Final Paper: MMW 6 Spring 7 June Impact of Economic and Political Sanctions on Apartheid. When the Afrikaner-backed National Party Came to power in South Africa init implemented its campaign promises in the. See also: Michael Robertson, ‘Segregation land law: a socio-legal analysis’, in Hugh Corder (ed.), Essays on Law and Social Practice in South Africa (Cape Town, ), –; and Daniels, Rudolph, ‘ The agrarian land question in South Africa in its historical context ’, American Journal of Economics and Sociology, 48 (July South Africa - South Africa - Resistance to apartheid: Apartheid imposed heavy burdens on most South Africans.
The economic gap between the wealthy few, nearly all of whom were white, and the poor masses, virtually all of whom were black, Coloured, or Indian, was larger than in any other country in the world.
While whites generally lived well, Indians, Coloureds, and especially blacks suffered. PIERRE VAN DENBERGHE University of Washington Racial Segregation South Africa Degrees and Kinds* No other state in world history has devoted as large proportion of its energies and resources imposing racial segregation as South Africa has done since While apartheid has been the object of an abundant literature1 one of its important aspects has not received much attention namely the.
Extremes of Riches and Poverty in Cape Town, South Africa Words | 4 Pages. experienced racial segregation during and after apartheid, which contributed to the making of rigid class systems. Also, globalization and economic aspects forced segregation of this urban space. The African National Congress (ANC) won a resounding victory in South Africa’s first democratic election in with a host of promises that it would improve the lives of the Black majority (85% of the population).
And whilst there have been gains in some areas, overall, most Black South Africans are materially worse off [ ]. From the book: The Segregation Fallacy and Other Papers by D.D.T Jabavu The beginning of the year sees South Africa standing at the cross-roads of race relationships.
The adjustment of these has been a problem since the first contact between white and black in the East of the Gape Province in the last quarter of eighteenth century. By the late s, however, South Africa’s economy was in a deep recession and large segments of the country were becoming ungovernable.
A number of countries enacted sanctions against South Africa in a show of international condemnation of the apartheid system.
Anti-apartheid protesters in South Africa in the s. Indian South Africans are citizens and residents of South Africa of South Asian descent.

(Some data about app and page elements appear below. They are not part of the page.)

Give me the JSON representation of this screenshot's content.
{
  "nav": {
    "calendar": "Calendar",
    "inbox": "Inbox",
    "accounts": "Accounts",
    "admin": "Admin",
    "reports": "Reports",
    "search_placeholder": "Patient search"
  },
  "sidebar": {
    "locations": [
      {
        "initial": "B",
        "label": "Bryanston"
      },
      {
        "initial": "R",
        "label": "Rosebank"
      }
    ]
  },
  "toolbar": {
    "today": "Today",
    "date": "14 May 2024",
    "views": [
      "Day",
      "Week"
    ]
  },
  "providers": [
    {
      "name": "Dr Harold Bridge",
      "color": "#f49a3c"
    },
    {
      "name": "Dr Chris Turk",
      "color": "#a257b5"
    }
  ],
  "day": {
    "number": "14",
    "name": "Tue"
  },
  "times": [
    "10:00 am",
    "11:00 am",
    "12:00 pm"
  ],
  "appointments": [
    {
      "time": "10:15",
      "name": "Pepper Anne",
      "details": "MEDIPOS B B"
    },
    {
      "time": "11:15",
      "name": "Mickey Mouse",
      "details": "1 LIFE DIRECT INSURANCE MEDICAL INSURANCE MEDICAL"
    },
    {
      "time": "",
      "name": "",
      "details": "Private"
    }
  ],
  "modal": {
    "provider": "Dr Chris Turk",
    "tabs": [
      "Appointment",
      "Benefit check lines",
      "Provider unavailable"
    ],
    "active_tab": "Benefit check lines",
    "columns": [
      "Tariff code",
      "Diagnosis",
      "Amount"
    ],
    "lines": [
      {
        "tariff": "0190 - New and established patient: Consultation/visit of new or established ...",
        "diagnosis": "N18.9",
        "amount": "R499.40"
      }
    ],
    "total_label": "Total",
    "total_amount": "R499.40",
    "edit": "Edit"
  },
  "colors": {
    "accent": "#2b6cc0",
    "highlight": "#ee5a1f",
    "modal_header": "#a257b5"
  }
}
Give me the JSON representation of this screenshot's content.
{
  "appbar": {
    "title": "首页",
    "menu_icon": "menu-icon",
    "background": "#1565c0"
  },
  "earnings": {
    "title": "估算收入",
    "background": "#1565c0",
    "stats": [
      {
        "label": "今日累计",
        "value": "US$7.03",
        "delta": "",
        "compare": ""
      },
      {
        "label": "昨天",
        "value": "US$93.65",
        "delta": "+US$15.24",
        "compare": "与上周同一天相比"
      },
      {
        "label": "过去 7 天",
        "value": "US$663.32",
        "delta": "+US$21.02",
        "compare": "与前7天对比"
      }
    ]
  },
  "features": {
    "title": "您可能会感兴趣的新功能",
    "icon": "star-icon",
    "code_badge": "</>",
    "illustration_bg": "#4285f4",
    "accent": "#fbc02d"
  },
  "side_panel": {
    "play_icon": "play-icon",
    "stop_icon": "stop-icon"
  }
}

The majority live in and around the city of Durban, making it "the largest 'Indian' city outside India".
Many Indians in South Africa are descendants of migrants from colonial India (South Asia) during late 19th-century through early 20th-century. At times Indians were subsumed in the broader geographical.
While racial discrimination and segregation had existed in colonial South Africa for centuries, it was officially codified into law in so that minority whites could hold onto power. Under this system, known as apartheid, non-whites were unable to vote and lacked any semblance of economic mobility or educational opportunity.
Aspects of these inequalities have facilitated the spread of HIV/AIDS in South Africa, a country with one of the highest infection rates in the world.
The poor or non-existent health and educational facilities within these areas meant that people living there were not informed about HIV/AIDS and its prevention. The Economic Aspects of Native Segregation in South Africa By John Kirk Reviewed By William L.
Langer.E. H. Brookes, ‘Economic Aspects of the Native Problem’, in Journal of the Economic Society of Southern Africa (henceforth JESSA), I, 2,pp. 45–6. Google Scholar The Natives Land Act (No. 27 of ), which was later known as the Bantu Land Act or Black Land Act, was one of the many laws that ensured the economic and social dominance of whites prior to the Black Land Act, which came into force 19 Juneblack South Africans were no longer be able to own, or even rent, land outside of designated reserves.